Yes to Masks. No to Parties. 2021 Will Be a Lot Like 2020

The morning of November 11, 1918, dawned cool and drizzly in France. It wasn’t quiet, though. The Armistice that stopped what should have been the War to End All Wars had been signed before the sun came up, cementing an agreement that the guns on both sides would fall quiet in six hours: with symbolic richness, on the 11th hour of the 11th day of the 11th month. The Allied and German armies cabled their troops at the front to be ready to observe the ceasefire—but they also told them to keep fighting to the end.
Military historians have argued for three generations about why the forces battled on, knowing the war was ending. Did the advancing Allies want to humiliate the Germans? Did the retreating Germans keep firing so as to not haul artillery home? At 9:30 am, Private George Edwin Ellison of Britain died in a firefight, trying to retake ground the German side had already agreed to relinquish. At 10:45 am, Private Augustin-Joseph Trébuchon of France was killed by a sniper while carrying a message between trenches. At 10:58 am, Private George Price of Canada was shot chasing a German patrol through a ruined village.And at 10:59 am, Henry Nicholas Gunther of Baltimore—once a supply sergeant, recently busted back to private—charged alone toward a German emplacement, leveling a rifle. The troops behind the machine gun reportedly waved him back, yelling that the war was over. When he kept coming, shooting as he ran, they fired on him. Seconds later, as the silence spread, they climbed out of the gun nest, carried his body back to his company, and shook hands. He was the last American, and possibly the last combatant, to die in World War I.

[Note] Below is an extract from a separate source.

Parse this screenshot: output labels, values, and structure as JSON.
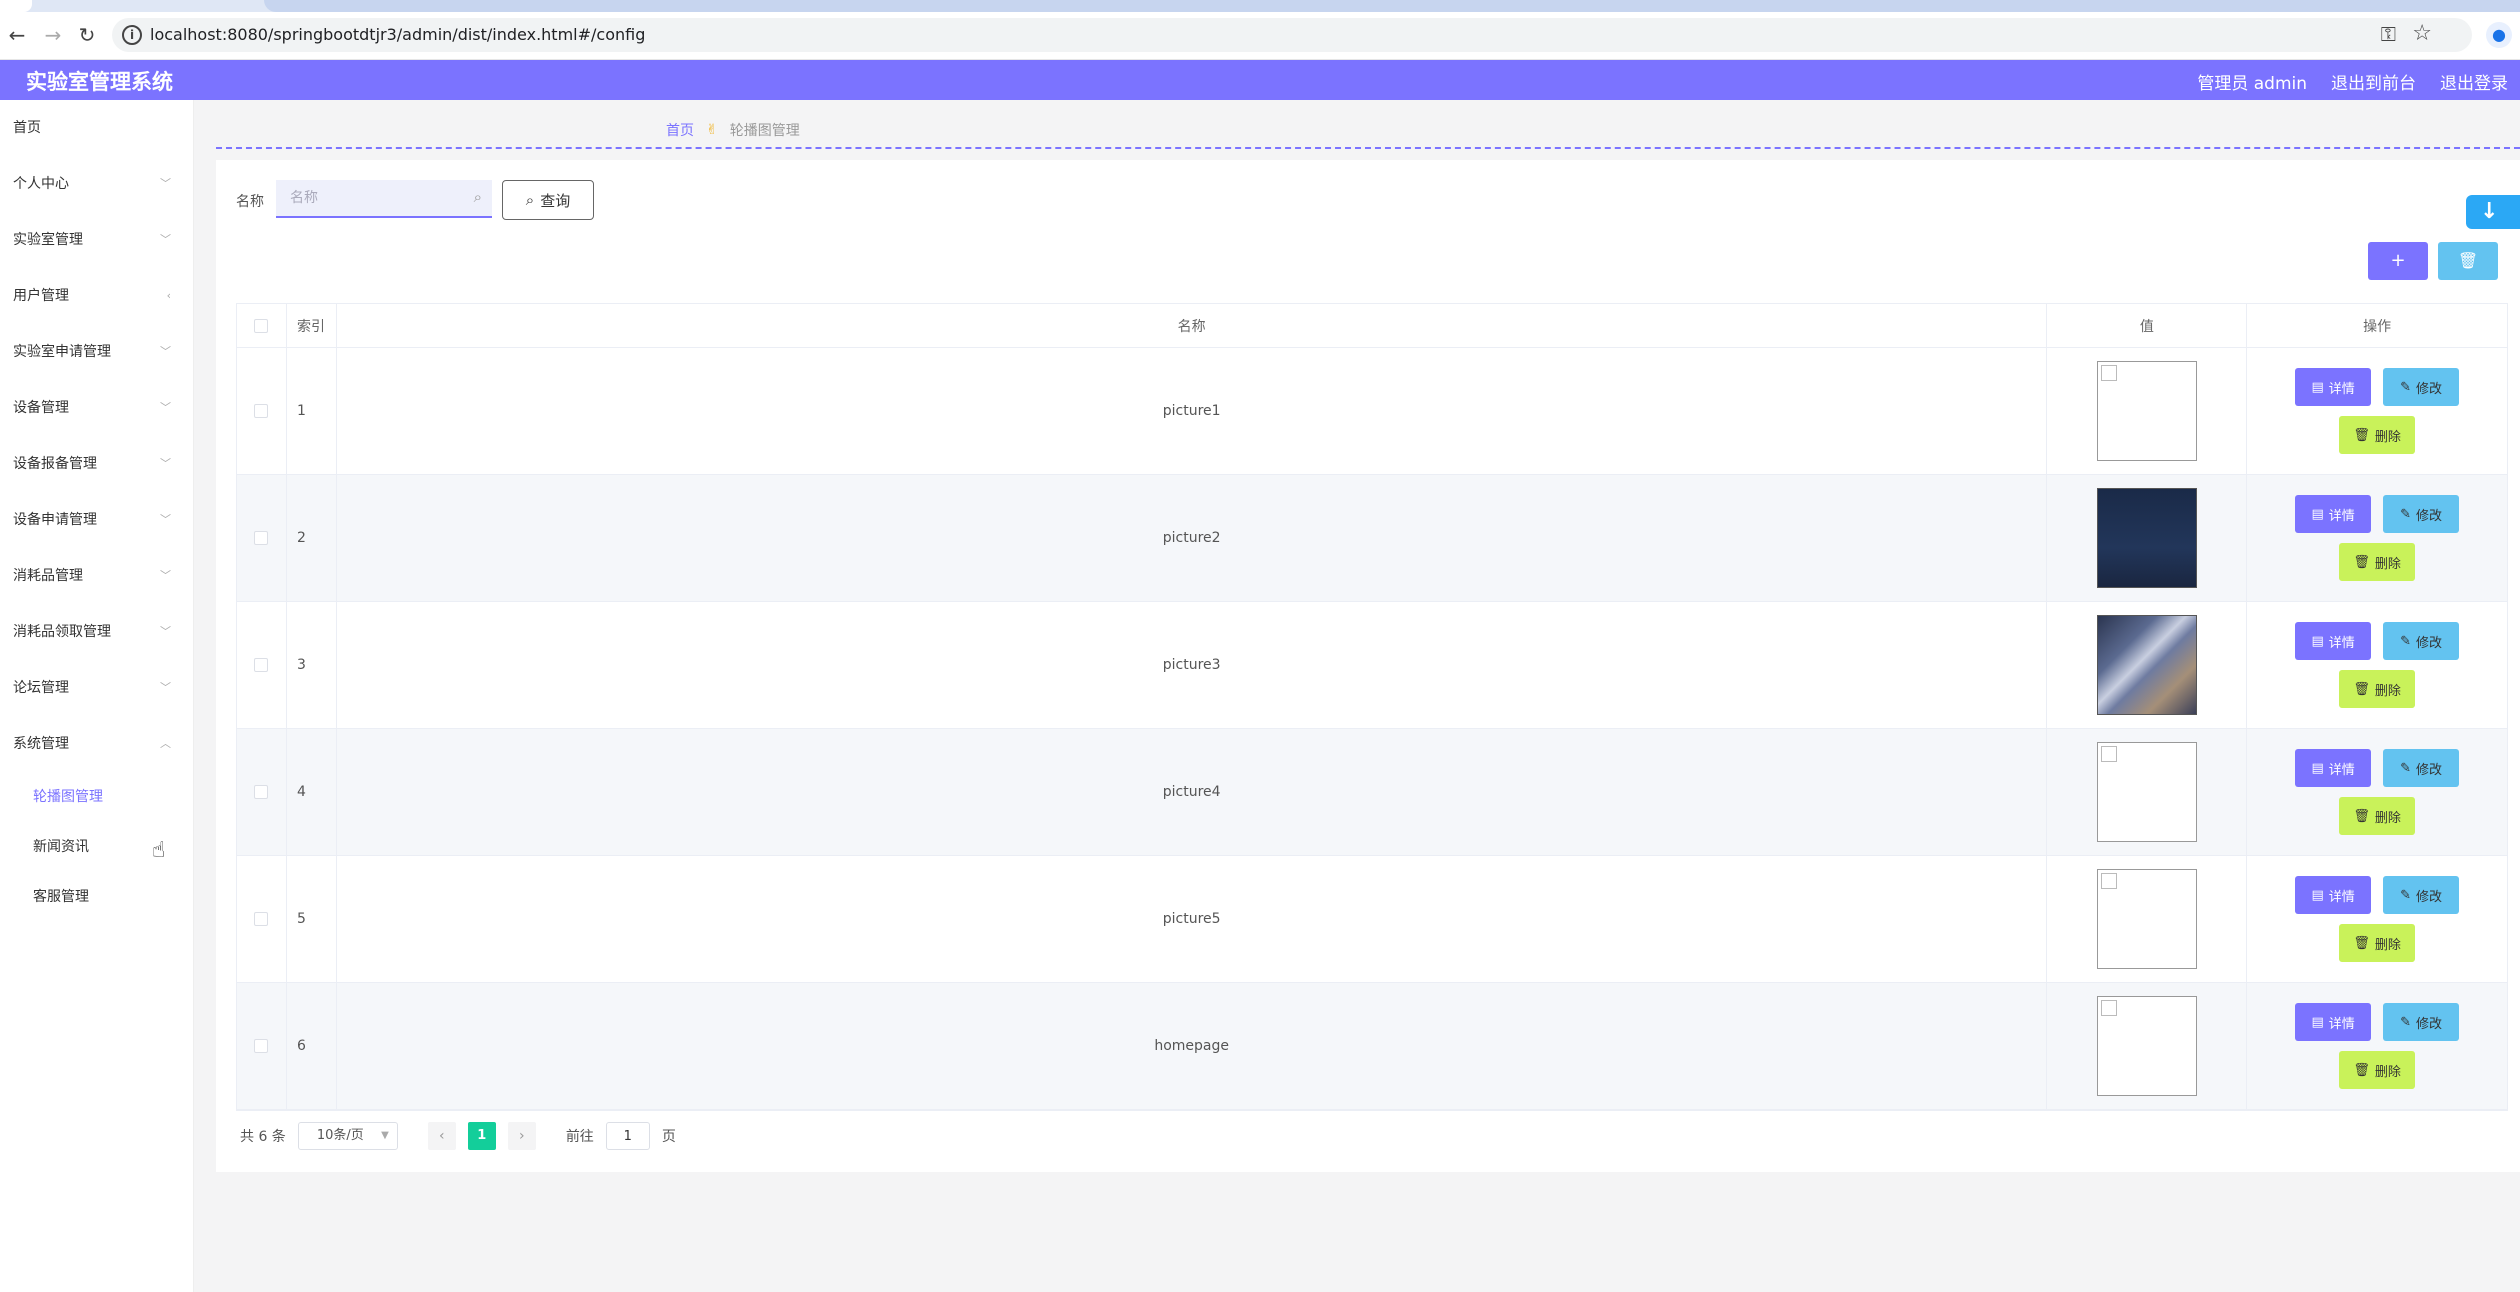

It is almost certain that those soldiers, the last men killed from each of their countries, knew that the end of the war was within reach. They died regardless, out of respect for what they thought was their duty, or out of inattention, or belief.

After a year of a different kind of war, it is difficult not to read their deaths as a cautionary tale. Vaccines have arrived. There is confidence the pandemic can be ended. But for now we have to fight as though the battle continues. We’re likely to be covering our faces and staying home for months yet, and there probably won’t be an Armistice parade where we all throw our masks in the air.

Researchers looking toward the next six months stress that, even though hundreds of thousands of vaccine doses are expected to have been given in 2020, the shots’ effects won’t be visible for a while. That might be because the vaccines are arriving at a time when both new cases and deaths are setting records every day, creating a momentum that will be hard to brake. But the effects might also be hard to see because the first recipients—health care workers and residents of nursing homes and long-term care facilities—live or work in closed systems. What unfolds inside them may not be visible to the outside world.

“I don't think the vaccine is going to make a big impact on cases in the near future—not until there's a significant portion of us vaccinated,” says Nahid Bhadelia, an infectious disease physician and associate professor at Boston University School of Medicine. “However, 40 percent of deaths are coming from nursing homes, among patients who are much, much older and particularly vulnerable. As we cover that population, which is about 3 million people, you may see mortality go down.”

The vaccines authorized so far are not 100 percent effective; the best estimate is that they produce immune responses in 95 out of 100 recipients. But exactly what that response constitutes is still unclear. Researchers are hoping for more data to determine whether they only prevent disease or also prevent infection and transmission to others .